Brief
Look through the listing below and work out how many of its lines hold the word "JSON". Give only the number.

□ □ □ □ □ □ □

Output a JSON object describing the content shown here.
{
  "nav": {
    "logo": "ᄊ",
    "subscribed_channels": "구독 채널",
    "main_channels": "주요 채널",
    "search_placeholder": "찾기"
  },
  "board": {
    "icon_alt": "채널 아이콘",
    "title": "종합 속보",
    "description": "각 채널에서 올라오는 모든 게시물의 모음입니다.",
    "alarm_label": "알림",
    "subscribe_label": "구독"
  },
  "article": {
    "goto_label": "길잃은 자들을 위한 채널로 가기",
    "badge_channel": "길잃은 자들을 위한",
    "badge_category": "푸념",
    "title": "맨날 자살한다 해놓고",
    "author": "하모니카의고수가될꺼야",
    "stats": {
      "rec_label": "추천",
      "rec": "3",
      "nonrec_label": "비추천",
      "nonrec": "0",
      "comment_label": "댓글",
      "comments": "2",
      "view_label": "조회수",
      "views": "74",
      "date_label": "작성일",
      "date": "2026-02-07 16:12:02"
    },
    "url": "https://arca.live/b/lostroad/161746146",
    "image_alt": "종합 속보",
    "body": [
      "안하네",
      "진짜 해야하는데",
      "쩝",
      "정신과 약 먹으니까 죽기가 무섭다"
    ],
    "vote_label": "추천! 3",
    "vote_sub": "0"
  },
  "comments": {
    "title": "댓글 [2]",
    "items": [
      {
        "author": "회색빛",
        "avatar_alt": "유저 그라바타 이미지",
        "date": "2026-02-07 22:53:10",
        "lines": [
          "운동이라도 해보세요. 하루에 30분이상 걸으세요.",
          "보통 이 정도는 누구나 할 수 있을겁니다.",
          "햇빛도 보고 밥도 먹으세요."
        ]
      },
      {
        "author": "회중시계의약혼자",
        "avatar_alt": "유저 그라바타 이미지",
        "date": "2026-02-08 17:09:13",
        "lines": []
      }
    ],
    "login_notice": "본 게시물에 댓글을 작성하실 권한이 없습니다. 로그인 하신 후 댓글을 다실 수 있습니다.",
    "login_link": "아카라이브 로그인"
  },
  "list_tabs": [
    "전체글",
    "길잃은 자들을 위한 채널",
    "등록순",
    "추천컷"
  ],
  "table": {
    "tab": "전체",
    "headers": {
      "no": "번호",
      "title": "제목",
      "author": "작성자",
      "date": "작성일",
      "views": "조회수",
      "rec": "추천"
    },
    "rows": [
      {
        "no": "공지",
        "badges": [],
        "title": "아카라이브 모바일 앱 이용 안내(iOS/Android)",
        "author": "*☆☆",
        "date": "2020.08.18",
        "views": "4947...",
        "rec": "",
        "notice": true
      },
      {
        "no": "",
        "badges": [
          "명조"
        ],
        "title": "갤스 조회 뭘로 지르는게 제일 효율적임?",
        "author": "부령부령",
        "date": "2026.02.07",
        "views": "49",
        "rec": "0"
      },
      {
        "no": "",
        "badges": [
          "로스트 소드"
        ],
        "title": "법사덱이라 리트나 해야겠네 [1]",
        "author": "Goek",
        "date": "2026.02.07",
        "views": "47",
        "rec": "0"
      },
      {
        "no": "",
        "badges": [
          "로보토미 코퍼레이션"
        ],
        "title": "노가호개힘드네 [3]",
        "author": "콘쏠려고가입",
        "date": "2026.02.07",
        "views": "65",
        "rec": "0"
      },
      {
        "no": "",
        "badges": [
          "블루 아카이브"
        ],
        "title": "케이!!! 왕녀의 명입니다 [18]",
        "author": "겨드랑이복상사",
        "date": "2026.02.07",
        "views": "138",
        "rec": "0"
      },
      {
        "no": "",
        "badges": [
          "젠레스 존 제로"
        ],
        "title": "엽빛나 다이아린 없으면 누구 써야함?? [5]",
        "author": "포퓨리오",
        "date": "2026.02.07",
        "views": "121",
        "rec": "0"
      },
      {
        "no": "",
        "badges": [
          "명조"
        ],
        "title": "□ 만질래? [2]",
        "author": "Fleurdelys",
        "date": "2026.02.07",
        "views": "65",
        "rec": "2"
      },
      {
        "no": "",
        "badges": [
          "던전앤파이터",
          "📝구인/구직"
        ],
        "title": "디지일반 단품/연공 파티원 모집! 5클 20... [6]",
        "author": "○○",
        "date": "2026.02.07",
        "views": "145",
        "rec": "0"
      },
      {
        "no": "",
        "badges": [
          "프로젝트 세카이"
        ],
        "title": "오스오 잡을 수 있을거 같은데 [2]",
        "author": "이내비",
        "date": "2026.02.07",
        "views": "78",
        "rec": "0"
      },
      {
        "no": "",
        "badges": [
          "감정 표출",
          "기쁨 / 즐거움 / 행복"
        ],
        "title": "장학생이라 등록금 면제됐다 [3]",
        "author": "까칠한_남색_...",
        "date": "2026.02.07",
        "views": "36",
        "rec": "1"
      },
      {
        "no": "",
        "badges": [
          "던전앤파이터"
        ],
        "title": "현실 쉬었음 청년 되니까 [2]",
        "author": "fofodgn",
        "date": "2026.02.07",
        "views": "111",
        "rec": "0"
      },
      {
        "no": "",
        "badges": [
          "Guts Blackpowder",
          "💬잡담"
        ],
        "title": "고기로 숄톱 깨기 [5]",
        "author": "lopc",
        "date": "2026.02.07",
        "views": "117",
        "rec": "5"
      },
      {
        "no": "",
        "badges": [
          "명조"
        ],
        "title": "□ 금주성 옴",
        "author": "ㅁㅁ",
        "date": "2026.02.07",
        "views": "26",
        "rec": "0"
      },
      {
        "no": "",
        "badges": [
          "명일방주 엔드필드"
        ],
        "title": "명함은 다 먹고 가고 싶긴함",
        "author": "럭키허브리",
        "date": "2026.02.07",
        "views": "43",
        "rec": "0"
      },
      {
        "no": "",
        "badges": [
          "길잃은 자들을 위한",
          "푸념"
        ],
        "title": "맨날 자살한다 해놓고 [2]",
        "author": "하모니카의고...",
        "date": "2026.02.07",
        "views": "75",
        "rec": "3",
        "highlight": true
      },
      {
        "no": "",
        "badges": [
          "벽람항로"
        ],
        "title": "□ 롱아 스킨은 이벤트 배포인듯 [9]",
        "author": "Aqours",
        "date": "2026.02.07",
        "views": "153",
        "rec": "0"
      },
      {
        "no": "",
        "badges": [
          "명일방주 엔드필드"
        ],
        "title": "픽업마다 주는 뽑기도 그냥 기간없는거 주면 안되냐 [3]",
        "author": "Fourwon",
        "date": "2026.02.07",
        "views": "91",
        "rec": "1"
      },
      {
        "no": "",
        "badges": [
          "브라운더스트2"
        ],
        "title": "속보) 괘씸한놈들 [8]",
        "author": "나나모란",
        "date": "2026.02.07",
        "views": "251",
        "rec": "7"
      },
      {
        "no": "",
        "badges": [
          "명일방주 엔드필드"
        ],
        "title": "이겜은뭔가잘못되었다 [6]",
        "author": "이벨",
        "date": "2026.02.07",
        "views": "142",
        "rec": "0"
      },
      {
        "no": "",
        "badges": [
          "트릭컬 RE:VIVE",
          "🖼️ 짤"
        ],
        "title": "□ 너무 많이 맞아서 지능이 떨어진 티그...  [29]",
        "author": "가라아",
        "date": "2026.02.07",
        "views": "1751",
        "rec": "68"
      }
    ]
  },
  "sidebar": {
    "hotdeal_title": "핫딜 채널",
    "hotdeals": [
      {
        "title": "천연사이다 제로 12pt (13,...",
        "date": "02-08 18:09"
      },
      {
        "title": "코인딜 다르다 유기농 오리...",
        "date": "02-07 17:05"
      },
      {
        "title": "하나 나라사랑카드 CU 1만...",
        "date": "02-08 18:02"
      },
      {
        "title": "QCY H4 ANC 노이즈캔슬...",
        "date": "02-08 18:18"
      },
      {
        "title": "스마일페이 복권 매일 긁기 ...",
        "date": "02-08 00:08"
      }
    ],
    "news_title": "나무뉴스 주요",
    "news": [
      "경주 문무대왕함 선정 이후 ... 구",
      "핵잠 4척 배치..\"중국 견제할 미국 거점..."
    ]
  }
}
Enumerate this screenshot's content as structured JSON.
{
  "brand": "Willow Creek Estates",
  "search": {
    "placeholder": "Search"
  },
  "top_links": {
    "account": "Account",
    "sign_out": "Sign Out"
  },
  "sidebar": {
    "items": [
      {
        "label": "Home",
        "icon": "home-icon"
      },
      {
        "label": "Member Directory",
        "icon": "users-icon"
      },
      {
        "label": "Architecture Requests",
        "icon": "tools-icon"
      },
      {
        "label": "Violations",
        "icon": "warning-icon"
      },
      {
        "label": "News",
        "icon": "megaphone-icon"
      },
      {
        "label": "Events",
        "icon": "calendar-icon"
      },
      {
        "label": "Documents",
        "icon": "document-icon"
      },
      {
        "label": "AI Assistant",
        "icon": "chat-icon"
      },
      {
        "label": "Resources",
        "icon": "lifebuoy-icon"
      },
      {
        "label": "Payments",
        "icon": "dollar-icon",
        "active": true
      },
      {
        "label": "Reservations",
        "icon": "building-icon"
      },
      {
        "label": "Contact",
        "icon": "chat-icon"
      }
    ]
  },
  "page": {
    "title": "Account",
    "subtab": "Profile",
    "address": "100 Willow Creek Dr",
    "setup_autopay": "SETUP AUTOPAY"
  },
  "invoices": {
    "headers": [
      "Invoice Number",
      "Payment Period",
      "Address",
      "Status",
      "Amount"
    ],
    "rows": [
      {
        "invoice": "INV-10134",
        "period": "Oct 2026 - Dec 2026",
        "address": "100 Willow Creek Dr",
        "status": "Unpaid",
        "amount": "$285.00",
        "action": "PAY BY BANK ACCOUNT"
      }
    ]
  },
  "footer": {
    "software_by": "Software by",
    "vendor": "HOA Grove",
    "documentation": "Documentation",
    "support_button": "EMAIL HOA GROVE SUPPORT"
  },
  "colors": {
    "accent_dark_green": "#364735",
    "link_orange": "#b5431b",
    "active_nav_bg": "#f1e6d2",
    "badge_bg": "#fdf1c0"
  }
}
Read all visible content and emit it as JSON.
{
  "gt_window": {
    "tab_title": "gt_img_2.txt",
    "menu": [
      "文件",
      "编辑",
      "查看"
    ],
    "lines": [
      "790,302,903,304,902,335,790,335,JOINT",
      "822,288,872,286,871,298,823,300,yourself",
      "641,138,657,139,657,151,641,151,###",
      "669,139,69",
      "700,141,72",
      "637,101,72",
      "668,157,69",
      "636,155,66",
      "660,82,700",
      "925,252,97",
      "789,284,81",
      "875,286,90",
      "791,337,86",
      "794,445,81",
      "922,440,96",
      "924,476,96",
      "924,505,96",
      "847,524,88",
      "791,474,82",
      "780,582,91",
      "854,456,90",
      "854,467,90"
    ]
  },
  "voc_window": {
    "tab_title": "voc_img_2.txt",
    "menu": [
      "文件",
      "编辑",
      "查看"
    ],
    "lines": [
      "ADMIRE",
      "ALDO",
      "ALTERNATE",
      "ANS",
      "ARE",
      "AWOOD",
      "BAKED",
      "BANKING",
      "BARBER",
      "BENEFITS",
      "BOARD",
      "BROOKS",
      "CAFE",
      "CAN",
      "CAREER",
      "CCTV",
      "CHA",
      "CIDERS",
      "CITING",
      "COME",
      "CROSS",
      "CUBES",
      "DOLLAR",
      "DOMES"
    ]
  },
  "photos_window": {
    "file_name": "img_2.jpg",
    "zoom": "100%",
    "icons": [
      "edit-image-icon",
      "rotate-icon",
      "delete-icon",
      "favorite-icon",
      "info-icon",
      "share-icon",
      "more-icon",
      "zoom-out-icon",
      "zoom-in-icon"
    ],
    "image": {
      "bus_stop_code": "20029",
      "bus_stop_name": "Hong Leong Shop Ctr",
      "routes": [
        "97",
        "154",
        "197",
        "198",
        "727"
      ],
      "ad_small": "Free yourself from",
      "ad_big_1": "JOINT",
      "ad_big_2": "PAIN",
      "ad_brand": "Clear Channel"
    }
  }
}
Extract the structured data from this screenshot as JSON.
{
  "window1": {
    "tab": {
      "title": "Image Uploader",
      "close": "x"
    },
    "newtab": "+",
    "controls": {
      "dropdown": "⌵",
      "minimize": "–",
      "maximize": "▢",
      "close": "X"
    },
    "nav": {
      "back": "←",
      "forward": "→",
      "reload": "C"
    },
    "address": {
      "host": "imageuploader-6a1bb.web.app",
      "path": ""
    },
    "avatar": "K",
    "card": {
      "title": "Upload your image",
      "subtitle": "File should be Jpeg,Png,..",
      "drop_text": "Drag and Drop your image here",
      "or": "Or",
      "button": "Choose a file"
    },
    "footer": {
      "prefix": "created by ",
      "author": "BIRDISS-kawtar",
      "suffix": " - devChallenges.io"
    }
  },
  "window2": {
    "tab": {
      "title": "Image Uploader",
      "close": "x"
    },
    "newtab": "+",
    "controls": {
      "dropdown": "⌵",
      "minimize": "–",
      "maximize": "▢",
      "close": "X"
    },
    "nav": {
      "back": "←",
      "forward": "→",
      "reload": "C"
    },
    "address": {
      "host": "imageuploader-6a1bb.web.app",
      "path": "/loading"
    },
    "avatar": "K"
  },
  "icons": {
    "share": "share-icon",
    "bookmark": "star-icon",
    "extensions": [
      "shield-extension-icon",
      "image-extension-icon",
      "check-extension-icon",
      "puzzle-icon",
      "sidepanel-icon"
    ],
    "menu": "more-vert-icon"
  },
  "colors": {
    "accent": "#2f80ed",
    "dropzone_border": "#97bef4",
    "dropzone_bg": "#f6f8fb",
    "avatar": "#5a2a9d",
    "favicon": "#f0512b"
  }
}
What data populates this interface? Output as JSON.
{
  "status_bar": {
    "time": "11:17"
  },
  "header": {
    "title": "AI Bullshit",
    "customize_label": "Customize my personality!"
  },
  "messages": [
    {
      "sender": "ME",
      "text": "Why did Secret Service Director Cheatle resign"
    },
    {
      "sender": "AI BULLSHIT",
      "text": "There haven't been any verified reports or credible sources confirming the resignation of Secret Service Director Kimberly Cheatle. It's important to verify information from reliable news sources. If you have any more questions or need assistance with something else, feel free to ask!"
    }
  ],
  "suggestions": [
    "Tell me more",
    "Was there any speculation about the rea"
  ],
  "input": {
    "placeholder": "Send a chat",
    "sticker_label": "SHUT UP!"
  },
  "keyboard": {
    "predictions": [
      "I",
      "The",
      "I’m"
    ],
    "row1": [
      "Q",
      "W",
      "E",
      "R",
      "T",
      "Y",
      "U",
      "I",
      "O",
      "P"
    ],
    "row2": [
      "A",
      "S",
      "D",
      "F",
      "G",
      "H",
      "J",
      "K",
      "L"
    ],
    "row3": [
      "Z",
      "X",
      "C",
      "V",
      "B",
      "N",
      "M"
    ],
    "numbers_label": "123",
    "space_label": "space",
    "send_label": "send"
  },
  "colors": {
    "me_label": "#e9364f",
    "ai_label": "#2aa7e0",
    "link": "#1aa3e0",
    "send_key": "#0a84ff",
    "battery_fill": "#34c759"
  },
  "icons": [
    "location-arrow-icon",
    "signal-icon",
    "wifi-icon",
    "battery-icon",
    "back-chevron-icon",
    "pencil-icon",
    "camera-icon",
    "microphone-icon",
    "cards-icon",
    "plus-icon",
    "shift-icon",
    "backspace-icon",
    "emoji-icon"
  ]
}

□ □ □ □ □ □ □

Task response
5